→ TASK PROMPT:
Reproduce the data exactly.

□ □ □ □

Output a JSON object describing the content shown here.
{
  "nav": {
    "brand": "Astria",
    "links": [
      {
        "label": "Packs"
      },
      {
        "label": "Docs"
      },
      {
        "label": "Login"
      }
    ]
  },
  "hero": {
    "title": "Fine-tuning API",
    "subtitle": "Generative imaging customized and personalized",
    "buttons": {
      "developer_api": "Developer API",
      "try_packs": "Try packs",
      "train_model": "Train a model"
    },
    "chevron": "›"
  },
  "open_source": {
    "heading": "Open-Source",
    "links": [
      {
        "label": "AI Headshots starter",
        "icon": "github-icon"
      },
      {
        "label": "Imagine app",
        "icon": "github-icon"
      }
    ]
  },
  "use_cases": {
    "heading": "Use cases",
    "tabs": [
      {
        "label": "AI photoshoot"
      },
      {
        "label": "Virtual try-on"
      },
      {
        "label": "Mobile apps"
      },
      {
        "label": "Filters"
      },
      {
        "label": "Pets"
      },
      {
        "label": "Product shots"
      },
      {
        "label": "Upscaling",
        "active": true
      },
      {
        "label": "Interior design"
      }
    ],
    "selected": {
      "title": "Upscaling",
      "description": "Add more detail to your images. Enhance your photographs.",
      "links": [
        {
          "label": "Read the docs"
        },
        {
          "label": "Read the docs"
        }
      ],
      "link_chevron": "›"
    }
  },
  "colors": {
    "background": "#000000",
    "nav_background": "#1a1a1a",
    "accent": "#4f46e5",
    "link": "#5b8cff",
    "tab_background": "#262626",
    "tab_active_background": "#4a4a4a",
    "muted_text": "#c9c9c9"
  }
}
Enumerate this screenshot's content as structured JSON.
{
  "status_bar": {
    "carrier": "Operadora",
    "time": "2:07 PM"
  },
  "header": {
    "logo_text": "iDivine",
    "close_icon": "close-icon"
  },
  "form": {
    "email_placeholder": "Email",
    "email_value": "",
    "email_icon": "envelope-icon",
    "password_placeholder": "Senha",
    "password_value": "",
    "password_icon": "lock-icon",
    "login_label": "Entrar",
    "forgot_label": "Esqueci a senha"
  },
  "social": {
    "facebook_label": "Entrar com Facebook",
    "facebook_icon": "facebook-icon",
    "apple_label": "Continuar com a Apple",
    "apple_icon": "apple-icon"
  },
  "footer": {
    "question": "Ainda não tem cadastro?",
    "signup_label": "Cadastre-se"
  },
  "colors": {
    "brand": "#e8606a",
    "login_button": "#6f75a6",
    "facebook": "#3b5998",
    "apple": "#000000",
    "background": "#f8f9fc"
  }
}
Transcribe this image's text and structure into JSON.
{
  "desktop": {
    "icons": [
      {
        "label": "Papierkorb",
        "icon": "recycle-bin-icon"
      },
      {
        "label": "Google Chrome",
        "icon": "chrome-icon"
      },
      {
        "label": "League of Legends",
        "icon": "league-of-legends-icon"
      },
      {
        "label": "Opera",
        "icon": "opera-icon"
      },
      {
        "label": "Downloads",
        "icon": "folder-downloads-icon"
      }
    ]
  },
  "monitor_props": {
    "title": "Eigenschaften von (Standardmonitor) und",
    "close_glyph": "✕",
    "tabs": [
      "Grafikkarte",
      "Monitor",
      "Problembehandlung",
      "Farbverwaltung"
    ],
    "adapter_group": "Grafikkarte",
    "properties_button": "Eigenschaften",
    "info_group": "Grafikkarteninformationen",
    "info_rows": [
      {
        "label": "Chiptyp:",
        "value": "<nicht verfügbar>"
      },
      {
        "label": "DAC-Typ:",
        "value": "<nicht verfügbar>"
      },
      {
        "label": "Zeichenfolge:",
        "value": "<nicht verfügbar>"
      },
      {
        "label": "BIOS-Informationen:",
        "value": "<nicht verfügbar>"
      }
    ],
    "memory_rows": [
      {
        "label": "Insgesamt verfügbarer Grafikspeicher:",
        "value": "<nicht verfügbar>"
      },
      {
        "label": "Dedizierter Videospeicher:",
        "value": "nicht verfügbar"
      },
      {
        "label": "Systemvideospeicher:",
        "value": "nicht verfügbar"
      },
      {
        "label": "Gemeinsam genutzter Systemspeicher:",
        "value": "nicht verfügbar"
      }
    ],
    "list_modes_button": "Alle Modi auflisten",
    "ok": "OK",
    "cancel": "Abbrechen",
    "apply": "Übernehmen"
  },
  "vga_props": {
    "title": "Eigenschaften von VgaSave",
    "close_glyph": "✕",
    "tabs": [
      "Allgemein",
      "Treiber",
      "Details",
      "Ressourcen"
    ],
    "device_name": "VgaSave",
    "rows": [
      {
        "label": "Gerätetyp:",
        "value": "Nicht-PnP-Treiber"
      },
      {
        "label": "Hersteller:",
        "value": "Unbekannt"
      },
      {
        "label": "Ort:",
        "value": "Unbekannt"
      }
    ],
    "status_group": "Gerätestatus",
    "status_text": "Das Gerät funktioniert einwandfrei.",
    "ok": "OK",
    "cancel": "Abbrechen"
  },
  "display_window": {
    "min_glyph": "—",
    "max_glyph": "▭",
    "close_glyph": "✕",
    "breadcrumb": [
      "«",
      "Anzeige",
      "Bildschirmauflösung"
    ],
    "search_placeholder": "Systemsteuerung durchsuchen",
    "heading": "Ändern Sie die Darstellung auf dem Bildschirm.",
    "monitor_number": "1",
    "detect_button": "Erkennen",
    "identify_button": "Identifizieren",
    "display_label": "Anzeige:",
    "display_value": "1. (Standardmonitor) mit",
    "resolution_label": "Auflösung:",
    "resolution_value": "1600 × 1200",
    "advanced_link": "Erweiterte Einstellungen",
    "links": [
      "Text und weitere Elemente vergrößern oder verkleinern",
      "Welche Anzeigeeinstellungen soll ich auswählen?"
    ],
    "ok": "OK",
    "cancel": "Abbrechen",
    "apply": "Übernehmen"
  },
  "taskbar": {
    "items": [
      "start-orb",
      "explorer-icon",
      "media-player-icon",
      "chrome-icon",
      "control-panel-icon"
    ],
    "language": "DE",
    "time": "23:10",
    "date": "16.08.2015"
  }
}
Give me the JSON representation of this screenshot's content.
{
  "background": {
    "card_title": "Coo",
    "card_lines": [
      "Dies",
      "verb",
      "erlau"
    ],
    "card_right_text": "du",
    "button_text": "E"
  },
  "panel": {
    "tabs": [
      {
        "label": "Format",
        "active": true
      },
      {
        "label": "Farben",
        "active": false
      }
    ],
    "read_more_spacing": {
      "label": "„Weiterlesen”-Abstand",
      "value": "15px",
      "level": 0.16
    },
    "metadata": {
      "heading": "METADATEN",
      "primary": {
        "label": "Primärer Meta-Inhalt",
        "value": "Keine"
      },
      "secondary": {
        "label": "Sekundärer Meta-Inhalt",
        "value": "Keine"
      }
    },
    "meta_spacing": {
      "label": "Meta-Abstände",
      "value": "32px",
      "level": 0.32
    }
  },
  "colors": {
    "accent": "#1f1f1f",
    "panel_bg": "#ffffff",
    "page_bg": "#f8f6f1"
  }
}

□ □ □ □

→ EXERCISE RESPONSE:
Output a JSON object describing the content shown here.
{
  "nav": {
    "brand": "Astria",
    "links": [
      {
        "label": "Packs"
      },
      {
        "label": "Docs"
      },
      {
        "label": "Login"
      }
    ]
  },
  "hero": {
    "title": "Fine-tuning API",
    "subtitle": "Generative imaging customized and personalized",
    "buttons": {
      "developer_api": "Developer API",
      "try_packs": "Try packs",
      "train_model": "Train a model"
    },
    "chevron": "›"
  },
  "open_source": {
    "heading": "Open-Source",
    "links": [
      {
        "label": "AI Headshots starter",
        "icon": "github-icon"
      },
      {
        "label": "Imagine app",
        "icon": "github-icon"
      }
    ]
  },
  "use_cases": {
    "heading": "Use cases",
    "tabs": [
      {
        "label": "AI photoshoot"
      },
      {
        "label": "Virtual try-on"
      },
      {
        "label": "Mobile apps"
      },
      {
        "label": "Filters"
      },
      {
        "label": "Pets"
      },
      {
        "label": "Product shots"
      },
      {
        "label": "Upscaling",
        "active": true
      },
      {
        "label": "Interior design"
      }
    ],
    "selected": {
      "title": "Upscaling",
      "description": "Add more detail to your images. Enhance your photographs.",
      "links": [
        {
          "label": "Read the docs"
        },
        {
          "label": "Read the docs"
        }
      ],
      "link_chevron": "›"
    }
  },
  "colors": {
    "background": "#000000",
    "nav_background": "#1a1a1a",
    "accent": "#4f46e5",
    "link": "#5b8cff",
    "tab_background": "#262626",
    "tab_active_background": "#4a4a4a",
    "muted_text": "#c9c9c9"
  }
}
Enumerate this screenshot's content as structured JSON.
{
  "status_bar": {
    "carrier": "Operadora",
    "time": "2:07 PM"
  },
  "header": {
    "logo_text": "iDivine",
    "close_icon": "close-icon"
  },
  "form": {
    "email_placeholder": "Email",
    "email_value": "",
    "email_icon": "envelope-icon",
    "password_placeholder": "Senha",
    "password_value": "",
    "password_icon": "lock-icon",
    "login_label": "Entrar",
    "forgot_label": "Esqueci a senha"
  },
  "social": {
    "facebook_label": "Entrar com Facebook",
    "facebook_icon": "facebook-icon",
    "apple_label": "Continuar com a Apple",
    "apple_icon": "apple-icon"
  },
  "footer": {
    "question": "Ainda não tem cadastro?",
    "signup_label": "Cadastre-se"
  },
  "colors": {
    "brand": "#e8606a",
    "login_button": "#6f75a6",
    "facebook": "#3b5998",
    "apple": "#000000",
    "background": "#f8f9fc"
  }
}
Transcribe this image's text and structure into JSON.
{
  "desktop": {
    "icons": [
      {
        "label": "Papierkorb",
        "icon": "recycle-bin-icon"
      },
      {
        "label": "Google Chrome",
        "icon": "chrome-icon"
      },
      {
        "label": "League of Legends",
        "icon": "league-of-legends-icon"
      },
      {
        "label": "Opera",
        "icon": "opera-icon"
      },
      {
        "label": "Downloads",
        "icon": "folder-downloads-icon"
      }
    ]
  },
  "monitor_props": {
    "title": "Eigenschaften von (Standardmonitor) und",
    "close_glyph": "✕",
    "tabs": [
      "Grafikkarte",
      "Monitor",
      "Problembehandlung",
      "Farbverwaltung"
    ],
    "adapter_group": "Grafikkarte",
    "properties_button": "Eigenschaften",
    "info_group": "Grafikkarteninformationen",
    "info_rows": [
      {
        "label": "Chiptyp:",
        "value": "<nicht verfügbar>"
      },
      {
        "label": "DAC-Typ:",
        "value": "<nicht verfügbar>"
      },
      {
        "label": "Zeichenfolge:",
        "value": "<nicht verfügbar>"
      },
      {
        "label": "BIOS-Informationen:",
        "value": "<nicht verfügbar>"
      }
    ],
    "memory_rows": [
      {
        "label": "Insgesamt verfügbarer Grafikspeicher:",
        "value": "<nicht verfügbar>"
      },
      {
        "label": "Dedizierter Videospeicher:",
        "value": "nicht verfügbar"
      },
      {
        "label": "Systemvideospeicher:",
        "value": "nicht verfügbar"
      },
      {
        "label": "Gemeinsam genutzter Systemspeicher:",
        "value": "nicht verfügbar"
      }
    ],
    "list_modes_button": "Alle Modi auflisten",
    "ok": "OK",
    "cancel": "Abbrechen",
    "apply": "Übernehmen"
  },
  "vga_props": {
    "title": "Eigenschaften von VgaSave",
    "close_glyph": "✕",
    "tabs": [
      "Allgemein",
      "Treiber",
      "Details",
      "Ressourcen"
    ],
    "device_name": "VgaSave",
    "rows": [
      {
        "label": "Gerätetyp:",
        "value": "Nicht-PnP-Treiber"
      },
      {
        "label": "Hersteller:",
        "value": "Unbekannt"
      },
      {
        "label": "Ort:",
        "value": "Unbekannt"
      }
    ],
    "status_group": "Gerätestatus",
    "status_text": "Das Gerät funktioniert einwandfrei.",
    "ok": "OK",
    "cancel": "Abbrechen"
  },
  "display_window": {
    "min_glyph": "—",
    "max_glyph": "▭",
    "close_glyph": "✕",
    "breadcrumb": [
      "«",
      "Anzeige",
      "Bildschirmauflösung"
    ],
    "search_placeholder": "Systemsteuerung durchsuchen",
    "heading": "Ändern Sie die Darstellung auf dem Bildschirm.",
    "monitor_number": "1",
    "detect_button": "Erkennen",
    "identify_button": "Identifizieren",
    "display_label": "Anzeige:",
    "display_value": "1. (Standardmonitor) mit",
    "resolution_label": "Auflösung:",
    "resolution_value": "1600 × 1200",
    "advanced_link": "Erweiterte Einstellungen",
    "links": [
      "Text und weitere Elemente vergrößern oder verkleinern",
      "Welche Anzeigeeinstellungen soll ich auswählen?"
    ],
    "ok": "OK",
    "cancel": "Abbrechen",
    "apply": "Übernehmen"
  },
  "taskbar": {
    "items": [
      "start-orb",
      "explorer-icon",
      "media-player-icon",
      "chrome-icon",
      "control-panel-icon"
    ],
    "language": "DE",
    "time": "23:10",
    "date": "16.08.2015"
  }
}
Give me the JSON representation of this screenshot's content.
{
  "background": {
    "card_title": "Coo",
    "card_lines": [
      "Dies",
      "verb",
      "erlau"
    ],
    "card_right_text": "du",
    "button_text": "E"
  },
  "panel": {
    "tabs": [
      {
        "label": "Format",
        "active": true
      },
      {
        "label": "Farben",
        "active": false
      }
    ],
    "read_more_spacing": {
      "label": "„Weiterlesen”-Abstand",
      "value": "15px",
      "level": 0.16
    },
    "metadata": {
      "heading": "METADATEN",
      "primary": {
        "label": "Primärer Meta-Inhalt",
        "value": "Keine"
      },
      "secondary": {
        "label": "Sekundärer Meta-Inhalt",
        "value": "Keine"
      }
    },
    "meta_spacing": {
      "label": "Meta-Abstände",
      "value": "32px",
      "level": 0.32
    }
  },
  "colors": {
    "accent": "#1f1f1f",
    "panel_bg": "#ffffff",
    "page_bg": "#f8f6f1"
  }
}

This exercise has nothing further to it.